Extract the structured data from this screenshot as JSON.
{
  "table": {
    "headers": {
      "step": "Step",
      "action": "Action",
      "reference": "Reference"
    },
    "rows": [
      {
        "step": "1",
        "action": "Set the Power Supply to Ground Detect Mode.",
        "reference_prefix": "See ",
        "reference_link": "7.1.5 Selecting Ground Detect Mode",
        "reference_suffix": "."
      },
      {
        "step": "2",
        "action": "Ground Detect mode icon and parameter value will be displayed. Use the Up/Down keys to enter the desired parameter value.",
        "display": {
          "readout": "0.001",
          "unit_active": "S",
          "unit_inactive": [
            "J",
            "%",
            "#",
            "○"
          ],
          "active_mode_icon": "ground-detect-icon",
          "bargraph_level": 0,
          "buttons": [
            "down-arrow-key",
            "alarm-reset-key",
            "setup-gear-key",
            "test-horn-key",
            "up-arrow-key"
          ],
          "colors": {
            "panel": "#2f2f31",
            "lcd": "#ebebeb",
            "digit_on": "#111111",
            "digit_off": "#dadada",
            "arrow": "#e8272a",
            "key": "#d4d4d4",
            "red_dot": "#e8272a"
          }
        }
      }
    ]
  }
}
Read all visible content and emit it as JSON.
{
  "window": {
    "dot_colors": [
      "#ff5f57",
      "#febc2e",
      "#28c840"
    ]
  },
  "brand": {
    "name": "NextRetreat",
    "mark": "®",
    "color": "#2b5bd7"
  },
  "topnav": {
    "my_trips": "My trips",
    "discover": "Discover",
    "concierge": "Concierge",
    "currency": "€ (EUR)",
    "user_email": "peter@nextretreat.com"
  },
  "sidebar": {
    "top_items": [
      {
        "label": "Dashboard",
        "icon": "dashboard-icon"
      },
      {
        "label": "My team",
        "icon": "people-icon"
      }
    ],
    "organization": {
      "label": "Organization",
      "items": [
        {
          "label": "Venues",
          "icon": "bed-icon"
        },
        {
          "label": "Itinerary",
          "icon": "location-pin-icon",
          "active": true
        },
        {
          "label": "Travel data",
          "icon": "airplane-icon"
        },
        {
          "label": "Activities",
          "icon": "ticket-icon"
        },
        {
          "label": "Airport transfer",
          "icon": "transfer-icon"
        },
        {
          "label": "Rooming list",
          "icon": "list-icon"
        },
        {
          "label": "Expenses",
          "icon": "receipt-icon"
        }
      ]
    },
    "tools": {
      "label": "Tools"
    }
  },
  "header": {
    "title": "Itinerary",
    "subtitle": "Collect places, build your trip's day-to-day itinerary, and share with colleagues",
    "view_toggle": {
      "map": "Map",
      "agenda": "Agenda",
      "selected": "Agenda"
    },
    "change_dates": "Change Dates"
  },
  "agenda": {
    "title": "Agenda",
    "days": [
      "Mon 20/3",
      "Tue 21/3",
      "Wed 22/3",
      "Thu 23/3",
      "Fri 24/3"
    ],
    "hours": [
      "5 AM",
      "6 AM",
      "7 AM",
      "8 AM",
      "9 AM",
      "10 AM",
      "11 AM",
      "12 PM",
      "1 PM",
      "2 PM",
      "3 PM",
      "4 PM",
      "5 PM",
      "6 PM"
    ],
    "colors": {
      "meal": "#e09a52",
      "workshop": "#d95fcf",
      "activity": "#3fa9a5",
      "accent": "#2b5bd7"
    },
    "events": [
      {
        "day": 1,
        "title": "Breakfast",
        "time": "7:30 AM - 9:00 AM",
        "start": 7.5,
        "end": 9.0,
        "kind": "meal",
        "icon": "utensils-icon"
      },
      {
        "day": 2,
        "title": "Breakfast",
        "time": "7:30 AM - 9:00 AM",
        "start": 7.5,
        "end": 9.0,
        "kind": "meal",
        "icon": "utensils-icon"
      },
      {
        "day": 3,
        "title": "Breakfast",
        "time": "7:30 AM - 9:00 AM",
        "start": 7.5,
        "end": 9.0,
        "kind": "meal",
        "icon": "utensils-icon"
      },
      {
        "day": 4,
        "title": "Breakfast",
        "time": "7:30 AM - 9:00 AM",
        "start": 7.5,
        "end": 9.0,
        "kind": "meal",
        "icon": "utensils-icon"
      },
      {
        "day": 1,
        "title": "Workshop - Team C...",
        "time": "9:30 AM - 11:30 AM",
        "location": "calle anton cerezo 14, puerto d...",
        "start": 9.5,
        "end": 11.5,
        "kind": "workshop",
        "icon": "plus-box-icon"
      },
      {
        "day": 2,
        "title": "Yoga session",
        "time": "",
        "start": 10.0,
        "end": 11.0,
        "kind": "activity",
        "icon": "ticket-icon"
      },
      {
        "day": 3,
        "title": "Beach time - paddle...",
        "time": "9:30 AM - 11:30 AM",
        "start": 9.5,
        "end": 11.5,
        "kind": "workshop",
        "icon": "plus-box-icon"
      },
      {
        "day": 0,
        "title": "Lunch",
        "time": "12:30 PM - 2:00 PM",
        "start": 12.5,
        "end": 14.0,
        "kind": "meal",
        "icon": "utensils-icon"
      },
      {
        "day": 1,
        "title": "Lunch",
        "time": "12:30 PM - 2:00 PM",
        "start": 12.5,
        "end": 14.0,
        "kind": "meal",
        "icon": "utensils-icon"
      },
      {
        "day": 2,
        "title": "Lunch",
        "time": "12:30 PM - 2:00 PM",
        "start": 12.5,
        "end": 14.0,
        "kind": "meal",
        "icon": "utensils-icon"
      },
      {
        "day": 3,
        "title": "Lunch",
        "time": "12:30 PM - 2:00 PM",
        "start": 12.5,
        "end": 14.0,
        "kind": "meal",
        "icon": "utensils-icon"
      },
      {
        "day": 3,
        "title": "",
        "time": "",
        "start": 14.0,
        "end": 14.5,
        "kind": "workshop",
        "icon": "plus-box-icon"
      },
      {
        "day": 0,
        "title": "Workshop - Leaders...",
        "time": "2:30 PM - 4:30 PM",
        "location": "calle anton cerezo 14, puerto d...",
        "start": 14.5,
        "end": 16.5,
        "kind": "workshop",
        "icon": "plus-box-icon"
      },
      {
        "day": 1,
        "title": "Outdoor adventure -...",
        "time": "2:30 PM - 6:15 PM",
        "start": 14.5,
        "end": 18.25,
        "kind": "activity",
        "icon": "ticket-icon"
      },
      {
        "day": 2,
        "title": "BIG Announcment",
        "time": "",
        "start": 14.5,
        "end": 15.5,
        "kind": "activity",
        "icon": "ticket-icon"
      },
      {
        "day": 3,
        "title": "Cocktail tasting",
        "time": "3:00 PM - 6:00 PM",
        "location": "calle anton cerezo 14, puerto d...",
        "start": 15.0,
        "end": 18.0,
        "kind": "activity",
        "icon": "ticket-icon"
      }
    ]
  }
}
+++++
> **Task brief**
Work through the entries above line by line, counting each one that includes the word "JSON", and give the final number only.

> **Answer to the problem**
2